Miriam L. Rorig, Stacy Drury
Year Published:

Cataloging Information

Fire Behavior
Data Evaluation or Data Analysis for Fire Modeling
Simulation Modeling
Fire Communication & Education
Public Perspectives of Fire Management

FRAMES RCS Number: 21206
Record updated: May 31, 2018
NRFSN number: 15557

Weather forecasts can help identify environmental conditions conducive to prescribed burning or to increased fire danger. These conditions are important components of fire management tools such as fire ignition potential maps, fire danger rating systems, fire behavior predictions, and smoke dispersion modeling. Fire managers use these tools to make decisions on when to conduct prescribed burns, how to manage wildfires, and how to pre-position fire suppression forces. Forecast weather conditions provide variables such as temperature, relative humidity, solar radiation, precipitation (or lack thereof), and wind—these are used in models to predict outbreaks of dry thunderstorms, the moisture content of fuels, and fire behavior. Forecast accuracy varies by model and by location; therefore, improved forecast accuracy, data accessibility, and tools to aid decision makers were identified as important gaps to be filled. In this project, we created a website and underlying system that combines meteorological observations and four weather forecasting systems with two fire danger rating systems to produce spatial forecasts of lightning probability, dry lightning probability, and fuel ignition potential over three- to seven-day forecast time periods. The system identifies potential forecast bias in the spatial domain of each of the meteorological forecast systems to aid in selecting the best fire weather forecast for the location of interest. Maps of fuel moisture, fire danger rating indices, and other parameters aid in assessing flammability status across the landscape. The results will aid decision makers in positioning resources, making “go/no go” decisions on prescribed burns, determining when fire might be used to meet resource management needs, and determining the local certainty of fire weather forecasts. Our system provides an easily accessible set of web-based products that include (1) color contour displays of sustained ignition probability at 2.5-km resolution for the western United States; (2) color contour displays of key meteorological parameter forecasts (at resolutions based on the model selected); and (3) meteorological model performance assessments of model bias, model reliability, and overall performance of predictions of fire weather variables used in predictions of ignition risk potential. By integrating fire weather forecasts, forecasted fire danger rating, lightning occurrence probabilities, rainfall predictions, and gridded fuels information. The system provides levels of confidence for fire weather forecasts, forecasts dry lightning probability, and forecasts fuel moisture conditions.

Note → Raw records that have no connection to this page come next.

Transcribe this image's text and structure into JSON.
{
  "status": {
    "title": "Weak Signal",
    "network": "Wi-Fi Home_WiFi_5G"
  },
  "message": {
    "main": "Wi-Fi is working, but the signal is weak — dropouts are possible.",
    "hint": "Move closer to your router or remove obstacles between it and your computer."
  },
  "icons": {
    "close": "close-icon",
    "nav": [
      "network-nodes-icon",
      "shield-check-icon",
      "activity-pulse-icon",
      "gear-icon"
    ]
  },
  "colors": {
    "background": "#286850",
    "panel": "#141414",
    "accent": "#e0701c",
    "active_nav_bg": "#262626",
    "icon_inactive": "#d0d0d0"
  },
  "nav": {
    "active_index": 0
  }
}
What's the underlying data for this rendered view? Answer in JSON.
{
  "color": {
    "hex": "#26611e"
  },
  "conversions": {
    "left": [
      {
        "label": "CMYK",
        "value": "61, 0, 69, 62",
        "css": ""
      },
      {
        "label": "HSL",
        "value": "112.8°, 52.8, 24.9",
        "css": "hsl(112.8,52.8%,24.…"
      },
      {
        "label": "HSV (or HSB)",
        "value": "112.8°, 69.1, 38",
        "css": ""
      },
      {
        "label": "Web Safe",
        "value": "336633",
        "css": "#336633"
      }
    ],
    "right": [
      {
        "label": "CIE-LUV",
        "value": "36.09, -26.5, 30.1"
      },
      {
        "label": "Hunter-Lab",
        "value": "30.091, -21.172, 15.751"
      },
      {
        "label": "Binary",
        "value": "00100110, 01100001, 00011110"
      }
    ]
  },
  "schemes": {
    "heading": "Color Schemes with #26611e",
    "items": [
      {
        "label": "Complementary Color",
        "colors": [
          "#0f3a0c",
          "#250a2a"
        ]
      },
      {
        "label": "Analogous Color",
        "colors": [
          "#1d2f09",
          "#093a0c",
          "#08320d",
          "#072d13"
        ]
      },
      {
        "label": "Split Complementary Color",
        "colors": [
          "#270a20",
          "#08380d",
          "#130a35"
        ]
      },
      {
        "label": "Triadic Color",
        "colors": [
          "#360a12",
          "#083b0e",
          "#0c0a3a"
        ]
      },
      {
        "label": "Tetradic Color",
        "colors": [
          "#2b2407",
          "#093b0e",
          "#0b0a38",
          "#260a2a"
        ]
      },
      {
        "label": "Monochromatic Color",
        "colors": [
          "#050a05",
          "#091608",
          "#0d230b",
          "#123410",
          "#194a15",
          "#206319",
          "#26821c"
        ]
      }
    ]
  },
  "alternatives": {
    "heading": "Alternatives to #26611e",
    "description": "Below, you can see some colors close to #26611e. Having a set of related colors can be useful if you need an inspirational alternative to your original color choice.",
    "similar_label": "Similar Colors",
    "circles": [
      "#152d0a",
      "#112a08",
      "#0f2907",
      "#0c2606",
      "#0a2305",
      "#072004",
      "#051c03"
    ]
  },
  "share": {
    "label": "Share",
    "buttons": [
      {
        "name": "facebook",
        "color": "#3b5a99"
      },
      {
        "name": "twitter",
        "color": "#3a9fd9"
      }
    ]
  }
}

Rorig M, Drury S. 2015. The fire weather accuracy and lightening ignition probability system. Final report to the Joint Fire Science Program, Project 10-1-07-29. Boise, ID: Joint Fire Science Program, 26 p.

Access this Document